Work request »
Print out all of the records exactly; no picture belongs in the result.

╭─ Exercise input

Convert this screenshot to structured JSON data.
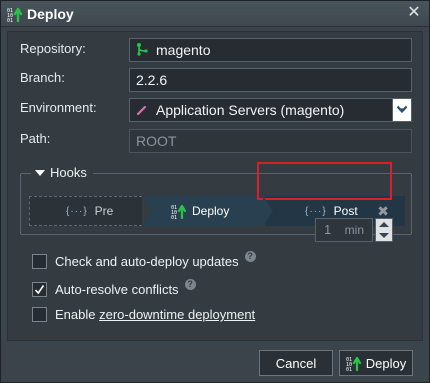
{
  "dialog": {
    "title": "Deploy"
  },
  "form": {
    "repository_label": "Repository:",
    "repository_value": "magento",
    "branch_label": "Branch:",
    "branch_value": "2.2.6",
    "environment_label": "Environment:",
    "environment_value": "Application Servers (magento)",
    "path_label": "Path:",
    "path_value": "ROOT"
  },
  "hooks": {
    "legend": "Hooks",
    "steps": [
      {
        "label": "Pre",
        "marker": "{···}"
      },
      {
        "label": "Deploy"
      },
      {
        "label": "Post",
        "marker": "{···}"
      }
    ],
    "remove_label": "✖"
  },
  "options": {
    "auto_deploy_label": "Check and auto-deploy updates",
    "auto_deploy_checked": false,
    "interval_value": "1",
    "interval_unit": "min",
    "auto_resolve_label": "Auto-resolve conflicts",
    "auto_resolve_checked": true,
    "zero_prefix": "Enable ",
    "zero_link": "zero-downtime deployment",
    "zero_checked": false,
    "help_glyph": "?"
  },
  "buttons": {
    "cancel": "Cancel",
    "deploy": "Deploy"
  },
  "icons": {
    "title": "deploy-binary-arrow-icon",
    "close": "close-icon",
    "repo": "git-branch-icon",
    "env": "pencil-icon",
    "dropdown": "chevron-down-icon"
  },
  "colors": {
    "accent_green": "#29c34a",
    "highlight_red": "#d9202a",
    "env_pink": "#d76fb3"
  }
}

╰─

Completed exercise »
Convert this screenshot to structured JSON data.
{
  "dialog": {
    "title": "Deploy"
  },
  "form": {
    "repository_label": "Repository:",
    "repository_value": "magento",
    "branch_label": "Branch:",
    "branch_value": "2.2.6",
    "environment_label": "Environment:",
    "environment_value": "Application Servers (magento)",
    "path_label": "Path:",
    "path_value": "ROOT"
  },
  "hooks": {
    "legend": "Hooks",
    "steps": [
      {
        "label": "Pre",
        "marker": "{···}"
      },
      {
        "label": "Deploy"
      },
      {
        "label": "Post",
        "marker": "{···}"
      }
    ],
    "remove_label": "✖"
  },
  "options": {
    "auto_deploy_label": "Check and auto-deploy updates",
    "auto_deploy_checked": false,
    "interval_value": "1",
    "interval_unit": "min",
    "auto_resolve_label": "Auto-resolve conflicts",
    "auto_resolve_checked": true,
    "zero_prefix": "Enable ",
    "zero_link": "zero-downtime deployment",
    "zero_checked": false,
    "help_glyph": "?"
  },
  "buttons": {
    "cancel": "Cancel",
    "deploy": "Deploy"
  },
  "icons": {
    "title": "deploy-binary-arrow-icon",
    "close": "close-icon",
    "repo": "git-branch-icon",
    "env": "pencil-icon",
    "dropdown": "chevron-down-icon"
  },
  "colors": {
    "accent_green": "#29c34a",
    "highlight_red": "#d9202a",
    "env_pink": "#d76fb3"
  }
}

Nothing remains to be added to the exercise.